| Problem to work on |
Copy each entry below unchanged; the images do not go in the copy.

..............................

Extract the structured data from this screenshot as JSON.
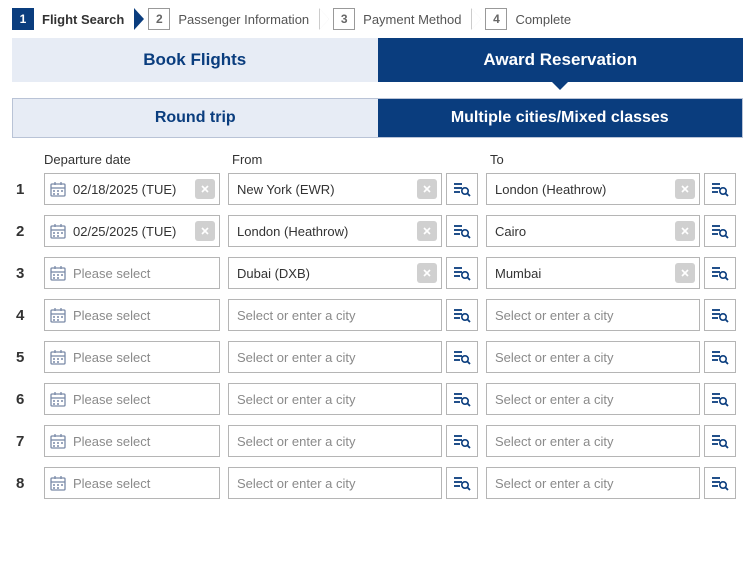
{
  "progress": {
    "steps": [
      {
        "num": "1",
        "label": "Flight Search",
        "active": true
      },
      {
        "num": "2",
        "label": "Passenger Information",
        "active": false
      },
      {
        "num": "3",
        "label": "Payment Method",
        "active": false
      },
      {
        "num": "4",
        "label": "Complete",
        "active": false
      }
    ]
  },
  "main_tabs": {
    "book": "Book Flights",
    "award": "Award Reservation",
    "active": "award"
  },
  "sub_tabs": {
    "round": "Round trip",
    "multi": "Multiple cities/Mixed classes",
    "active": "multi"
  },
  "headers": {
    "date": "Departure date",
    "from": "From",
    "to": "To"
  },
  "placeholders": {
    "date": "Please select",
    "city": "Select or enter a city"
  },
  "rows": [
    {
      "idx": "1",
      "date": "02/18/2025 (TUE)",
      "from": "New York (EWR)",
      "to": "London (Heathrow)"
    },
    {
      "idx": "2",
      "date": "02/25/2025 (TUE)",
      "from": "London (Heathrow)",
      "to": "Cairo"
    },
    {
      "idx": "3",
      "date": "",
      "from": "Dubai (DXB)",
      "to": "Mumbai"
    },
    {
      "idx": "4",
      "date": "",
      "from": "",
      "to": ""
    },
    {
      "idx": "5",
      "date": "",
      "from": "",
      "to": ""
    },
    {
      "idx": "6",
      "date": "",
      "from": "",
      "to": ""
    },
    {
      "idx": "7",
      "date": "",
      "from": "",
      "to": ""
    },
    {
      "idx": "8",
      "date": "",
      "from": "",
      "to": ""
    }
  ]
}
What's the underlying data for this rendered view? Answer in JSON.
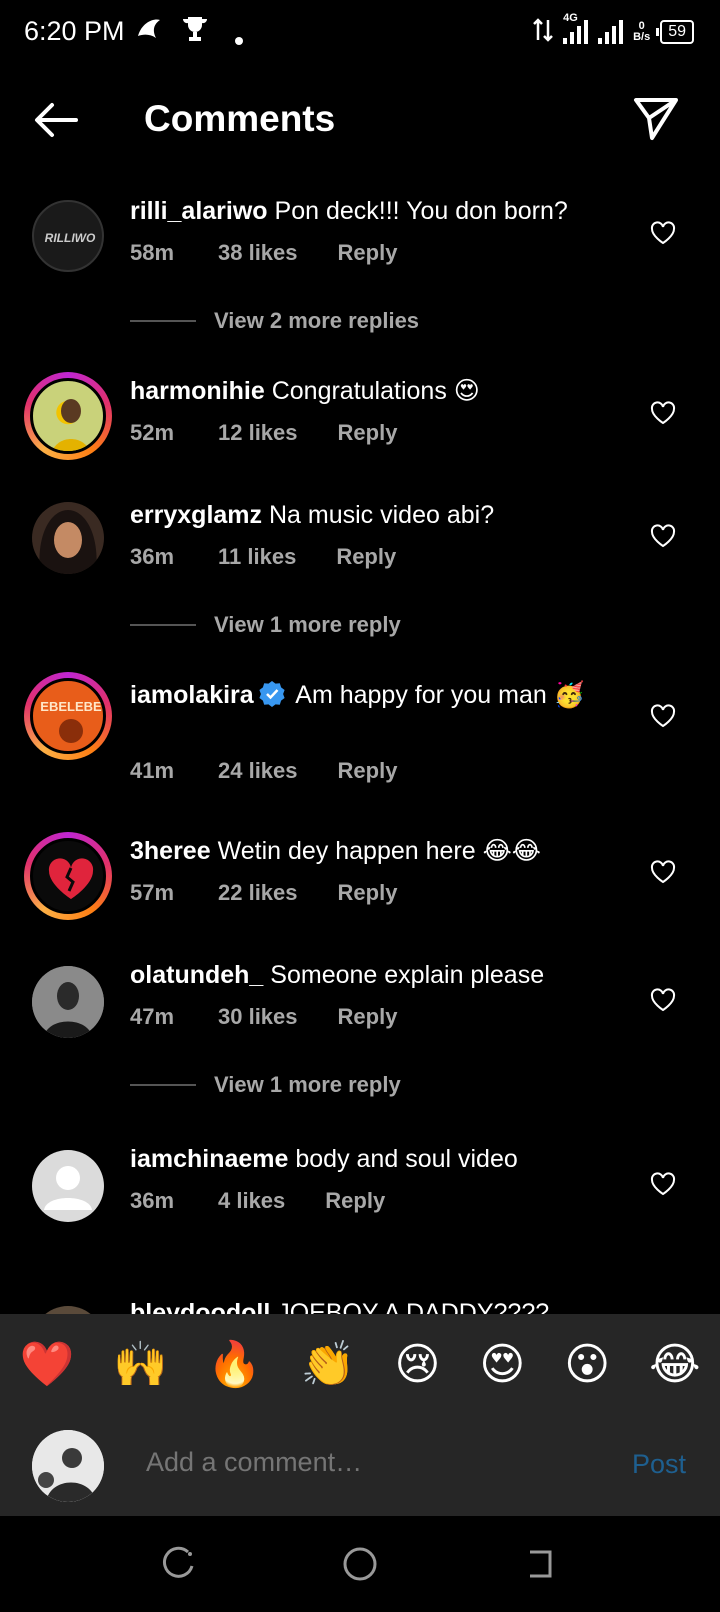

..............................

| Task solution |
Extract the structured data from this screenshot as JSON.
{
  "progress": {
    "steps": [
      {
        "num": "1",
        "label": "Flight Search",
        "active": true
      },
      {
        "num": "2",
        "label": "Passenger Information",
        "active": false
      },
      {
        "num": "3",
        "label": "Payment Method",
        "active": false
      },
      {
        "num": "4",
        "label": "Complete",
        "active": false
      }
    ]
  },
  "main_tabs": {
    "book": "Book Flights",
    "award": "Award Reservation",
    "active": "award"
  },
  "sub_tabs": {
    "round": "Round trip",
    "multi": "Multiple cities/Mixed classes",
    "active": "multi"
  },
  "headers": {
    "date": "Departure date",
    "from": "From",
    "to": "To"
  },
  "placeholders": {
    "date": "Please select",
    "city": "Select or enter a city"
  },
  "rows": [
    {
      "idx": "1",
      "date": "02/18/2025 (TUE)",
      "from": "New York (EWR)",
      "to": "London (Heathrow)"
    },
    {
      "idx": "2",
      "date": "02/25/2025 (TUE)",
      "from": "London (Heathrow)",
      "to": "Cairo"
    },
    {
      "idx": "3",
      "date": "",
      "from": "Dubai (DXB)",
      "to": "Mumbai"
    },
    {
      "idx": "4",
      "date": "",
      "from": "",
      "to": ""
    },
    {
      "idx": "5",
      "date": "",
      "from": "",
      "to": ""
    },
    {
      "idx": "6",
      "date": "",
      "from": "",
      "to": ""
    },
    {
      "idx": "7",
      "date": "",
      "from": "",
      "to": ""
    },
    {
      "idx": "8",
      "date": "",
      "from": "",
      "to": ""
    }
  ]
}
What's the underlying data for this rendered view? Answer in JSON.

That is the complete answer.